April 2, 2006
Author: Mike Krause
In the book “Go Directly to Jail: The Criminalization of Almost Everything,” author James V. DeLong writes, “When the government criminalizes almost everything, it also trivializes the very concept of criminality.”
A perfect example of this is the primary seat belt law the Colorado Legislature is currently considering. Far from a legitimate public safety measure, this law is little more than a finger-wagging nanny state edict, with high potential to distract police from their public safety mission in favor of trivial enforcement of unpopular personal behavior.
In 1997, Maryland passed a primary seat belt law.

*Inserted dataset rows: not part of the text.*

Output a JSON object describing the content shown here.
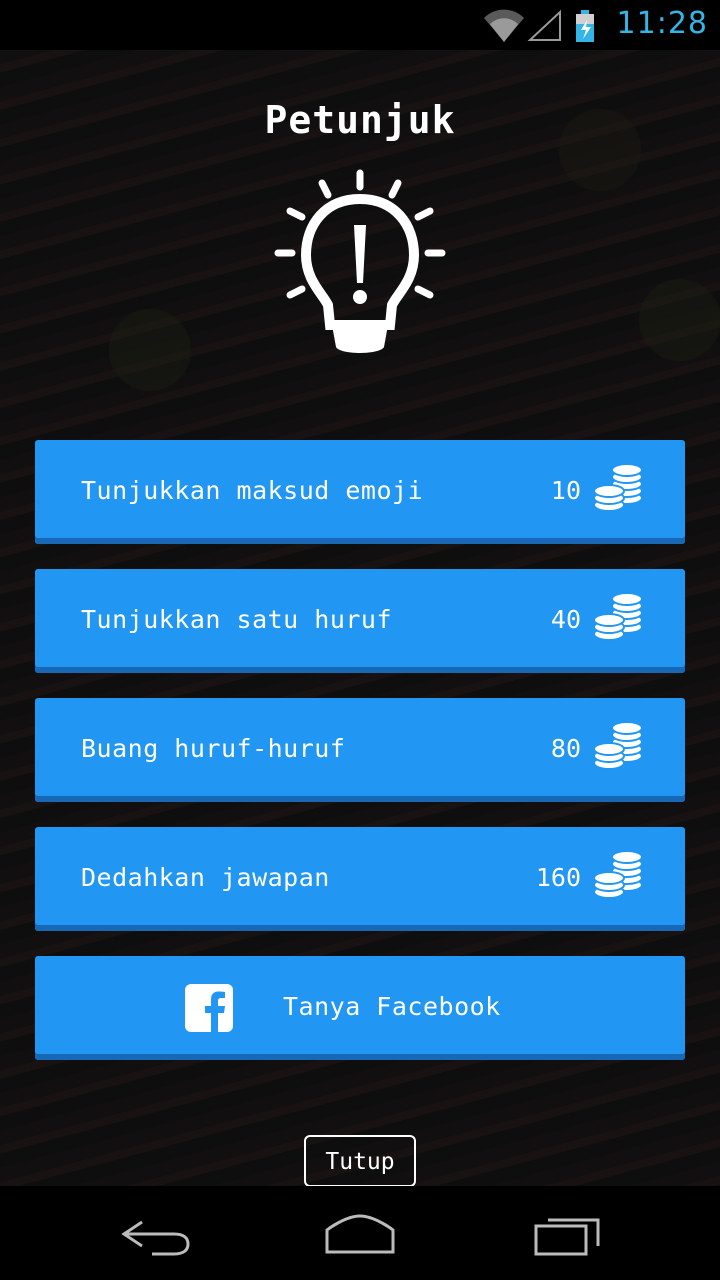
{
  "status_bar": {
    "time": "11:28",
    "icons": [
      "wifi-icon",
      "signal-icon",
      "battery-charging-icon"
    ]
  },
  "dialog": {
    "title": "Petunjuk",
    "header_icon": "lightbulb-exclamation-icon",
    "hints": [
      {
        "label": "Tunjukkan maksud emoji",
        "cost": "10",
        "icon": "coins-icon"
      },
      {
        "label": "Tunjukkan satu huruf",
        "cost": "40",
        "icon": "coins-icon"
      },
      {
        "label": "Buang huruf-huruf",
        "cost": "80",
        "icon": "coins-icon"
      },
      {
        "label": "Dedahkan jawapan",
        "cost": "160",
        "icon": "coins-icon"
      }
    ],
    "facebook": {
      "label": "Tanya Facebook",
      "icon": "facebook-icon"
    },
    "close_label": "Tutup"
  },
  "nav_bar": {
    "icons": [
      "back-icon",
      "home-icon",
      "recent-apps-icon"
    ]
  },
  "colors": {
    "button": "#2196f3",
    "button_shadow": "#1769b8",
    "status_accent": "#33b5e5"
  }
}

Apparently having nothing better to do, Maryland State Police began nighttime seat belt sting operations using night vision technology —the same stuff American soldiers use in Iraq — to catch and ticket seat belt scofflaws.

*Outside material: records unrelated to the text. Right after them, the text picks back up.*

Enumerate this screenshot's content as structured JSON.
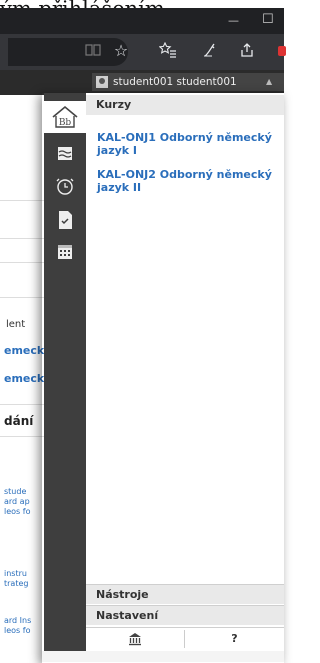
{
  "top_snippet": "ým přihlášením.",
  "chrome": {
    "minimize_glyph": "—",
    "maximize_glyph": "☐"
  },
  "toolbar_icons": [
    "reader-mode-icon",
    "star-icon",
    "favorites-icon",
    "pen-icon",
    "share-icon",
    "extension-icon"
  ],
  "user": {
    "name": "student001 student001"
  },
  "left_page": {
    "text_ent": "lent",
    "link1": "emeck",
    "link2": "emeck",
    "heading": "dání",
    "snippet1": [
      "stude",
      "ard ap",
      "leos fo"
    ],
    "snippet2": [
      "instru",
      "trateg"
    ],
    "snippet3": [
      "ard Ins",
      "leos fo"
    ]
  },
  "menu": {
    "section_courses": "Kurzy",
    "courses": [
      "KAL-ONJ1 Odborný německý jazyk I",
      "KAL-ONJ2 Odborný německý jazyk II"
    ],
    "section_tools": "Nástroje",
    "section_settings": "Nastavení",
    "help_label": "?"
  },
  "sidebar_icons": [
    "bb-home-icon",
    "courses-icon",
    "clock-icon",
    "document-check-icon",
    "calendar-icon"
  ],
  "colors": {
    "link": "#2a6ebb",
    "iconbar": "#3e3e3e",
    "header": "#2b2b2b"
  }
}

In Washington State, which has a primary seat belt law, plainclothes Washington State Patrol troopers holding “Buckle Up” signs mingle with panhandlers on street corners, peeking into car windows and radioing ahead to waiting patrol cars to ticket those not wearing seat belts.
The Colorado State Patrol rolls out en masse each year to enforce Colorado’s current secondary seat belt law through the zero tolerance “Click It or Ticket” enforcement program, which includes the use of both unmarked and low-profile (marked but with no rooftop light bar) patrol cars.
Yet according to the patrol’s own annual report, its highway safety strategy relies on high “trooper visibility” on Colorado roads “in order to deter motorists from engaging in dangerous or criminal behavior.”
The report states, “Almost nine out of ten Coloradoans agree that seeing troopers on the road decreases dangerous driving behavior.”
So how does targeted enforcement of seat belt offenses in patrol cars specifically intended not to be “highly visible” actually promote a safe driving environment?
As Ted Balaker from the Reason Public Policy Institute puts it, “Since drivers who don’t buckle up aren’t making anyone else less safe, laws that bear down on these people don’t make other motorists any safer, either.”
Simply put, a primary seat belt law has the potential to make the enforcement priorities and tactics of Colorado law enforcement as silly as the seat belt law itself, which in turn leads to a general lack of respect for the law.
Simply scrapping the primary seat belt law would be a good step for Colorado lawmakers who care more about the integrity of the rule of law than the personal safety choices of individual Coloradoans.
—Mike Krause directs the Justice Policy Initiative at the Independence Institute.
Originally Published in the Denver Daily News